Tattini (The Moon is Bright Tonight)
Nepal/ Myanmar 2018
Director: Abinash Bikram Shah
Duration: 17 min
A dead body of a migrant worker arrives in a remote village of Nepal. Tattini, now a widow, plans to start a new life with her dead husband's life insurance money, away from the shackles of the conservative society she lives in. But her lonely father-in-law, determined to stop her, claims that the money belongs to the village and demands a traditional ritual called darrkhana.
Abinash Bikram Shah is a freelance writer and director based in Kathmandu. Abinash is an alumnus of Berlinale Talent and Asian Film Academy. He has produced, written, and directed several short films that have won awards in festivals including KIMFF. He has also written feature films that have premiered in the Berlinale and Venice. He is currently working on his first feature film Season of Dragonflies.

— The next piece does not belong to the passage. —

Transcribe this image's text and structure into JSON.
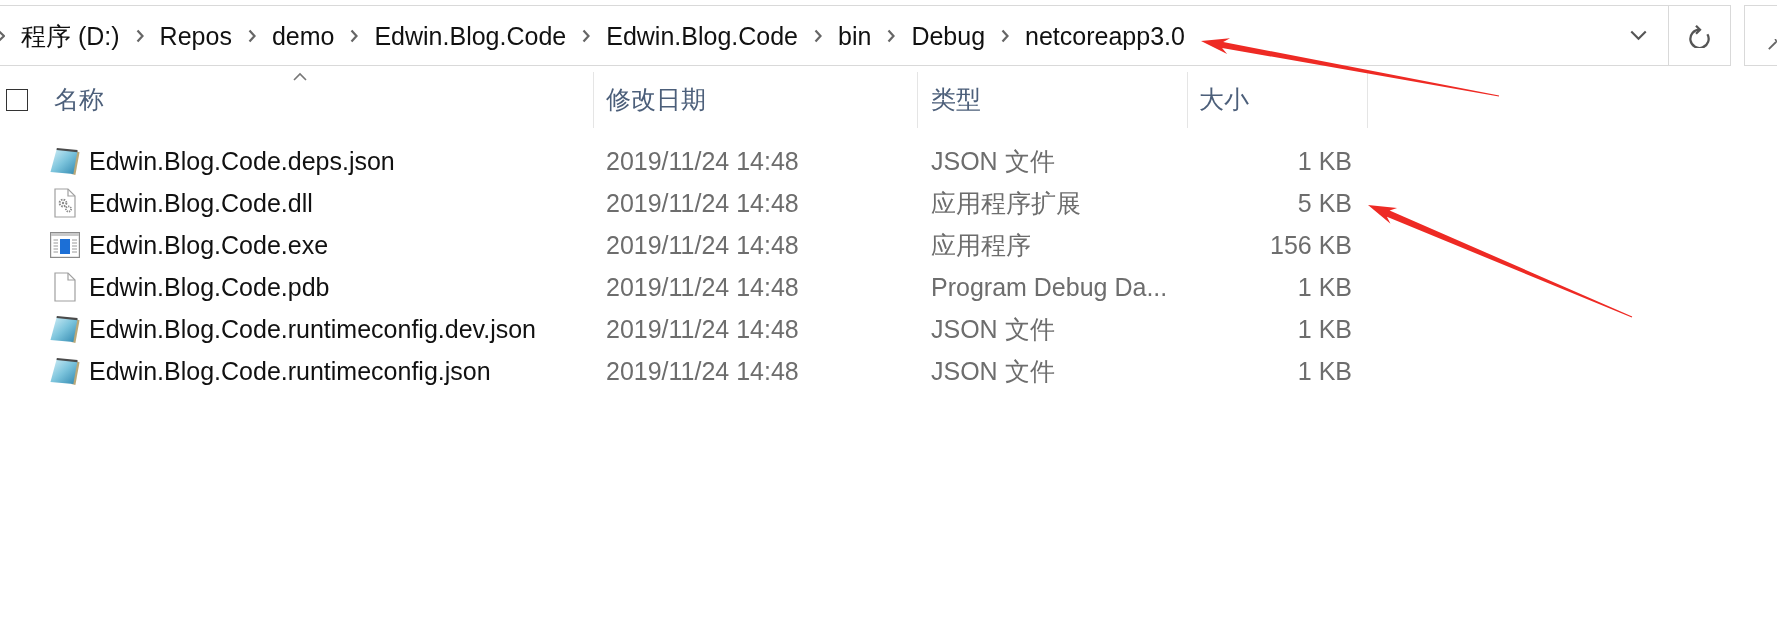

(The Man Who Died Once)
Director: Bidhya Chapagain, Kamal Kumar
Duration: 48 min
Two families from different parts of Nepal, unknown to each other, are connected by a fatal road accident in Saudi Arabia. Marisakeko Manchhe is a story of life and death, unimaginable sorrows, surprises and some measure of comfort and happiness.
Bidhya Chapagain and Kamal Kumar are both journalists, aspiring filmmakers and co-founders of Herne Katha, a web series that Chapagain presents.

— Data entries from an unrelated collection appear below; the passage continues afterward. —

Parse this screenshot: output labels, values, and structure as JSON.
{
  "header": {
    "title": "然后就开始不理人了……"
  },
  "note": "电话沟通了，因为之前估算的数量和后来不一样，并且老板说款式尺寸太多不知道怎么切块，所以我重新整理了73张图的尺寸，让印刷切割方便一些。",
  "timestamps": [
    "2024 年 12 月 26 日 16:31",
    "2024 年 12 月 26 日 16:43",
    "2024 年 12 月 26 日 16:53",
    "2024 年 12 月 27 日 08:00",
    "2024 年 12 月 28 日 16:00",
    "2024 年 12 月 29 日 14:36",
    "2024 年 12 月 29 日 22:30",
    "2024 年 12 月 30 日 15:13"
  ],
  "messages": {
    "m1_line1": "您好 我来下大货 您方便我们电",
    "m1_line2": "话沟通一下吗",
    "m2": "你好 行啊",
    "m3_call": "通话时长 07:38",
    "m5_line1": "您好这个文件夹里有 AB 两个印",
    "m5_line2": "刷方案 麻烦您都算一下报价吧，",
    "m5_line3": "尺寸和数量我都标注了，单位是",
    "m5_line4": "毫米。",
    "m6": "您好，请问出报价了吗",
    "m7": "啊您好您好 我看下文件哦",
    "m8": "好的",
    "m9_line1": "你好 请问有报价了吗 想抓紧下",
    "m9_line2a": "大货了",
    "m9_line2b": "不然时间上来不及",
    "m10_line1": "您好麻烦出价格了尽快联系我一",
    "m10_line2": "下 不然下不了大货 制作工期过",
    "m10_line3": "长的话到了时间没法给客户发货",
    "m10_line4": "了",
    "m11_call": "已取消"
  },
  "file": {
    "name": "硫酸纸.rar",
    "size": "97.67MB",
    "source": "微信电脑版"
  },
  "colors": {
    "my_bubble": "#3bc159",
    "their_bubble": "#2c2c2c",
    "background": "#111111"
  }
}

An Uncertain Winter
Director: Munmun Dhalaria
Duration: 5 min
In Kibber village, at 4,300m in Spiti valley, we follow the life of Langzom. Spiti is one of the most inhospitable environments in the world. The elements are against habitation; winter temperatures dip to -30 degrees. Life here revolves around basic survival and using land optimally.The same snow that makes a major part of the year unlivable, is responsible for a decent harvest of Kibber’s only cash crop, the greenpea. Farming communities here are especially vulnerable to the consequences of climate change. An Uncertain Winter is an ode to life in the frozen desert and the resilience of the women who call it home.
Munmun Dhalaria is an independent documentary filmmaker interested in wildlife conservation, gender, human rights and livelihoods. She has a Master’s degree in Media and Cultural Studies from the Tata Institute of Social Sciences and combines her passions by focusing on the issues of people who live close to wild landscapes. Munmun’s ongoing film projects focus on wildlife conservation in the Himalayas and the state of women’s health in various marginalised communities of India. She is also a National Geographic Explorer and is currently filming a rare and elusive pheasant in the western Himalayas.
Director: Prasuna Dongol
Duration: 24 min
Dolpo Diary follows a 27-year-old Nepali woman who sets out on a 23 day solo trek to Upper Dolpa in western Nepal, right on the border with Tibet. The adventure pushes her to her limits as she is faced with loneliness, fear and doubt.
Prasuna Dongol is filmmaker who enjoys documenting people and their lifestyles. She studied Film and Media in Anglia Ruskin University, Cambridge. An avid traveller, she ventures out whenever possible in order to experience a new world and gain perspective. Her first directorial short documentary, Struggle in K-pop, was screened at the last edition of KIMFF.